Cephalosporin C biosynthesis by Cephalosporium acremonium was delayed until most glucose in the medium was used. Addition of increasing concentrations of glucose up to 55 g/liter decreased cephalosporin C biosynthesis but stimulated growth. Sequential formation of penicillin N (an intermediate in the cephalosporin C biosynthetic pathway) and cephalosporin C was found when the culture was developed synchronously. Little cephalosporin C formation was observed until most penicillin N had already been formed. The sequential formation of penicillin N and cephalosporin C was due to the sequential formation of the "penicillin N synthetase system" and the "gcephalosporin C synthetase system" Cells grown in the presence of glucose showed an increased accumulation of penicillin N and clear reduction of the conversion of penicillin N to cephalosporin C. Resting cell studies indicated that the glucose effect was due to the repression of one or more of the enzymes converting penicillin N into cephalosporin C. Little inhibition by glucose of the activity of these enzymes, once formed, was observed.
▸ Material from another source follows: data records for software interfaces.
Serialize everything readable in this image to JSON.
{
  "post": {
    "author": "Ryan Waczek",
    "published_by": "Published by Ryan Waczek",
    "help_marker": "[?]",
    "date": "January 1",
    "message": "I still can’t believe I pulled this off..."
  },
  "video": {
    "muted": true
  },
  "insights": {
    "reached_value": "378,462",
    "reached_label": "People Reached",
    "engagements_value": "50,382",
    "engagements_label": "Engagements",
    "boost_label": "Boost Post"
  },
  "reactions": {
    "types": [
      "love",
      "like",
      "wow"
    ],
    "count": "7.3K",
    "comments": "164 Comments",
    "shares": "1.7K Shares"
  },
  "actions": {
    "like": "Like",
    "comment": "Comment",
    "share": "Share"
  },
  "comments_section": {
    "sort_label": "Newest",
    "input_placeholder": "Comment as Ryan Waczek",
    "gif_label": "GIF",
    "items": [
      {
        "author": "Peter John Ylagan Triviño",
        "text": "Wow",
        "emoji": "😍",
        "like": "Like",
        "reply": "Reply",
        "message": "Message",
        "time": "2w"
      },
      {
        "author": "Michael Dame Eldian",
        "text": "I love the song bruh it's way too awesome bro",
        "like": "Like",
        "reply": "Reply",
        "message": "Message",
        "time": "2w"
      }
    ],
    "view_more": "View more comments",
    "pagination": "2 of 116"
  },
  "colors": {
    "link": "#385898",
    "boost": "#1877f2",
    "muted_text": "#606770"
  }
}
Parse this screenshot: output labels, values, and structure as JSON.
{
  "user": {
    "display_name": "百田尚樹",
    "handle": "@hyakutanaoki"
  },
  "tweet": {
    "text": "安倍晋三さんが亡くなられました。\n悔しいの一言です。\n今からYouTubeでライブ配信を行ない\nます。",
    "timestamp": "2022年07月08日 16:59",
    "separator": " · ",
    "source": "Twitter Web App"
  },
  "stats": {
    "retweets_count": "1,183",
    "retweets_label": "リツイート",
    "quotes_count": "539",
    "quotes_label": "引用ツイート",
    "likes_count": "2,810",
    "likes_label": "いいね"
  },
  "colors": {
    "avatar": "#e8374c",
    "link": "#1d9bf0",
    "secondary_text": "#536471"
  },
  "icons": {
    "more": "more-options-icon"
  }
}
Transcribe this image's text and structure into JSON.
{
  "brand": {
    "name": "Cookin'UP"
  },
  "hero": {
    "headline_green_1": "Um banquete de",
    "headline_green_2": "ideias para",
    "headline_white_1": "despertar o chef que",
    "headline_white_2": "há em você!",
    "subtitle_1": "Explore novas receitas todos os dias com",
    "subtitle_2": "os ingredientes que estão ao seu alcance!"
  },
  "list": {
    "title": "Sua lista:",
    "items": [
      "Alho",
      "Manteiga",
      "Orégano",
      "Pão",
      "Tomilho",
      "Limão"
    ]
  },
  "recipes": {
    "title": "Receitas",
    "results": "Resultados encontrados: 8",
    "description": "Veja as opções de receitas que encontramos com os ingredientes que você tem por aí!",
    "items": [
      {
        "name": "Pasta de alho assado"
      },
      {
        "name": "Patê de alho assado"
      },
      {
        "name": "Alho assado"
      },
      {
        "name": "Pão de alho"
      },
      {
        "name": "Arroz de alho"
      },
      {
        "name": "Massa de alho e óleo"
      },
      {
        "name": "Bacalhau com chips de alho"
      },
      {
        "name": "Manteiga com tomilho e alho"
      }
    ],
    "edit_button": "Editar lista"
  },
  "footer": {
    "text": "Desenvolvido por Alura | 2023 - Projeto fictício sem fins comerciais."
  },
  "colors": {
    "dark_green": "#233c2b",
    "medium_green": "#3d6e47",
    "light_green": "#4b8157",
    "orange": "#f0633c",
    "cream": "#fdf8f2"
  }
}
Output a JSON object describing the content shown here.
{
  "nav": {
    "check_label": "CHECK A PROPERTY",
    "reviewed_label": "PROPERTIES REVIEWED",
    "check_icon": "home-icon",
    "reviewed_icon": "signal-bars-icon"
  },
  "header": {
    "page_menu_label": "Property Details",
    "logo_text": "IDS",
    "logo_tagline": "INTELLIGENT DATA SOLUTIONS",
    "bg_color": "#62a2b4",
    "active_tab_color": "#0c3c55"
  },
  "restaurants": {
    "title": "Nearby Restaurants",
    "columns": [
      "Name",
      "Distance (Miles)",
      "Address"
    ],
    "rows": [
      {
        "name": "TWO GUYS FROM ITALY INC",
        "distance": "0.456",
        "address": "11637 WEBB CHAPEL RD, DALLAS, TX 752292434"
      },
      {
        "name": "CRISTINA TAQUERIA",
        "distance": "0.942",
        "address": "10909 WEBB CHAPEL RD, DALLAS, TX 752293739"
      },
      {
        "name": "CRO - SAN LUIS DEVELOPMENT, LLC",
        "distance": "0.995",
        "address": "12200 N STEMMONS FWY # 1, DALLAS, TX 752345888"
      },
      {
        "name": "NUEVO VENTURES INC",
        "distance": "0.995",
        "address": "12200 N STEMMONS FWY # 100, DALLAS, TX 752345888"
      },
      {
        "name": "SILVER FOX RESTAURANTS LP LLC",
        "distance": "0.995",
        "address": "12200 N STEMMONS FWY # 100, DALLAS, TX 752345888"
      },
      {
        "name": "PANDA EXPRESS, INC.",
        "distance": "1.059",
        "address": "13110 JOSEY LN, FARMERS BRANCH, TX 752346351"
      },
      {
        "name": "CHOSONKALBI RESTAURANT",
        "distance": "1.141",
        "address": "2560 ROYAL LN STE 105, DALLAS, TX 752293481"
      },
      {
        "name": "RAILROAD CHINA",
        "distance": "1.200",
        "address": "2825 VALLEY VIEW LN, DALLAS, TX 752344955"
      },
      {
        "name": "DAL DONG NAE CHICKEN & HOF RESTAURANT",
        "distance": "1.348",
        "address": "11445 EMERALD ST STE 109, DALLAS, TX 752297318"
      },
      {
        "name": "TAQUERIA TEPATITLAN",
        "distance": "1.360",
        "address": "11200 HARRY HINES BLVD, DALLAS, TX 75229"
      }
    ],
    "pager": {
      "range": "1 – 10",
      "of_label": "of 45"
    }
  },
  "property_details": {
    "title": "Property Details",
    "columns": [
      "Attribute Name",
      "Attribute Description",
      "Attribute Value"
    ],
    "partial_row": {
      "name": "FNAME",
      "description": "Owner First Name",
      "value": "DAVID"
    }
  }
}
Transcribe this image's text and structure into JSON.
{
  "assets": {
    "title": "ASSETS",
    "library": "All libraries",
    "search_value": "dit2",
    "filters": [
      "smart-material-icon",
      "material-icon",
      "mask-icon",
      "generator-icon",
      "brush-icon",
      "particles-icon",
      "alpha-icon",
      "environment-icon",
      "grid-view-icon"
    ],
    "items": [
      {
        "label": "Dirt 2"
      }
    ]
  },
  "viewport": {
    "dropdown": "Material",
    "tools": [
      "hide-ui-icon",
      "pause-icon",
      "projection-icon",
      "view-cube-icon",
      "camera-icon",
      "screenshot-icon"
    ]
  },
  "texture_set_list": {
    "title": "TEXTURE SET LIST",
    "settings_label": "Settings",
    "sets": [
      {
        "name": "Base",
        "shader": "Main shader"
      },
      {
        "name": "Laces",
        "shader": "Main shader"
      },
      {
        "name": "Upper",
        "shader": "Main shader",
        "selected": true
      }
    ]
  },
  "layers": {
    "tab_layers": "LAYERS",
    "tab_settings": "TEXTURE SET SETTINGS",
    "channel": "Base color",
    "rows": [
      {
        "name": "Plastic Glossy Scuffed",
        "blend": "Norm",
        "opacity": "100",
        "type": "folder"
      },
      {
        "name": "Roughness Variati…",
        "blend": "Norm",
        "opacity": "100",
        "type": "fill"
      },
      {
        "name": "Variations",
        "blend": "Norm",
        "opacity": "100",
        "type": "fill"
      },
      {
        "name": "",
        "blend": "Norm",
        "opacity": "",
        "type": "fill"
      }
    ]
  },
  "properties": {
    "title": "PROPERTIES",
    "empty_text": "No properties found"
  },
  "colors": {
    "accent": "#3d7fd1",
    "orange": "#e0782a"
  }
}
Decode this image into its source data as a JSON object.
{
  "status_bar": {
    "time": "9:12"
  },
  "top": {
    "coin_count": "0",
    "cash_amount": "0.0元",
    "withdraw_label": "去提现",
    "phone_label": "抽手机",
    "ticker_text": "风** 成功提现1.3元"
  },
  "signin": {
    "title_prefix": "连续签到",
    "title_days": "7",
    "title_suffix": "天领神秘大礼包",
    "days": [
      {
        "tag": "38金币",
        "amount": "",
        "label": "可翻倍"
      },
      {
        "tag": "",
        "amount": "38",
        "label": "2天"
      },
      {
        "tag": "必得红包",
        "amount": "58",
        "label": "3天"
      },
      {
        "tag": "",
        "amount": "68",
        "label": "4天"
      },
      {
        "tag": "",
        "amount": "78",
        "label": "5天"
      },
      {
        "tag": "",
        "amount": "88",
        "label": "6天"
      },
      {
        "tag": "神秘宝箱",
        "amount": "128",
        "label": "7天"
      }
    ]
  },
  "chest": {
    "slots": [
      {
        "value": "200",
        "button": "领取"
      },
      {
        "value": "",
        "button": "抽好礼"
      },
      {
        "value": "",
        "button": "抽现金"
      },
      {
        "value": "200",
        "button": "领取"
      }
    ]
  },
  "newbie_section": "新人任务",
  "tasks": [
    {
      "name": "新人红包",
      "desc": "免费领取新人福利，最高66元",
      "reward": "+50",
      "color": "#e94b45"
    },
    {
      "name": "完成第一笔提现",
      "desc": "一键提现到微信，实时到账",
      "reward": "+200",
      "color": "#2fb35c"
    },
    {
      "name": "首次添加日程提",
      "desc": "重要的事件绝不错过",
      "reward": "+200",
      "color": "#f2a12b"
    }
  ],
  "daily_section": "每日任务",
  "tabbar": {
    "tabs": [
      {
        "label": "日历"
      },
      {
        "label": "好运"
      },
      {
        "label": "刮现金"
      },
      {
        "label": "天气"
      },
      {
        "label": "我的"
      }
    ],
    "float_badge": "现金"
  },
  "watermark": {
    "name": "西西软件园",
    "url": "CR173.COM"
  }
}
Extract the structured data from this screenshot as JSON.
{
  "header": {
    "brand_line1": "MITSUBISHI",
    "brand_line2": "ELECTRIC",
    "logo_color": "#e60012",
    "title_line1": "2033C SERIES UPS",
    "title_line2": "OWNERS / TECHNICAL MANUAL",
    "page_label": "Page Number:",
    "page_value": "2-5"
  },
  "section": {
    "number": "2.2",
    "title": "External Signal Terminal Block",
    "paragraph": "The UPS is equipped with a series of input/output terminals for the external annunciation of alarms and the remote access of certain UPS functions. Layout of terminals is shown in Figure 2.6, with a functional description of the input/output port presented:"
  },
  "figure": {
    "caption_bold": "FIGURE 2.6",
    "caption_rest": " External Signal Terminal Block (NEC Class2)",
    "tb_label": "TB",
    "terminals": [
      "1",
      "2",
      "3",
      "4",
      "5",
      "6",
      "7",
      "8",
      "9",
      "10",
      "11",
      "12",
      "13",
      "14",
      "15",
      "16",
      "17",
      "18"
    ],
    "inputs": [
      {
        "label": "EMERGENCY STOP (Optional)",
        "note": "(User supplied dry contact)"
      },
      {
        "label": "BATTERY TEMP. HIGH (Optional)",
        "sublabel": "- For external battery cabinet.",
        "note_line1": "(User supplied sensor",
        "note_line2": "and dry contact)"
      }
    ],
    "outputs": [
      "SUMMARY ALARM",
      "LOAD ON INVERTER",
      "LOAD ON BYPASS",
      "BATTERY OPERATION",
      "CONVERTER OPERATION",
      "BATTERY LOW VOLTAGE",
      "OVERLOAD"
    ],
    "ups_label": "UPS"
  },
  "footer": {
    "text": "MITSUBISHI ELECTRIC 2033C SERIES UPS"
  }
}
Glucose did not effect significantly the pool sizes of either precursor amino acids of cephalosporin (α-aminoadipic acid and valine) or methionine (an inducer of penicillin N and cephalosporin C biosynthesis). On the basis of these data it is suggested that glucose catabolism specifically represses the enzyme system converting penicillin N into cephalosporin C.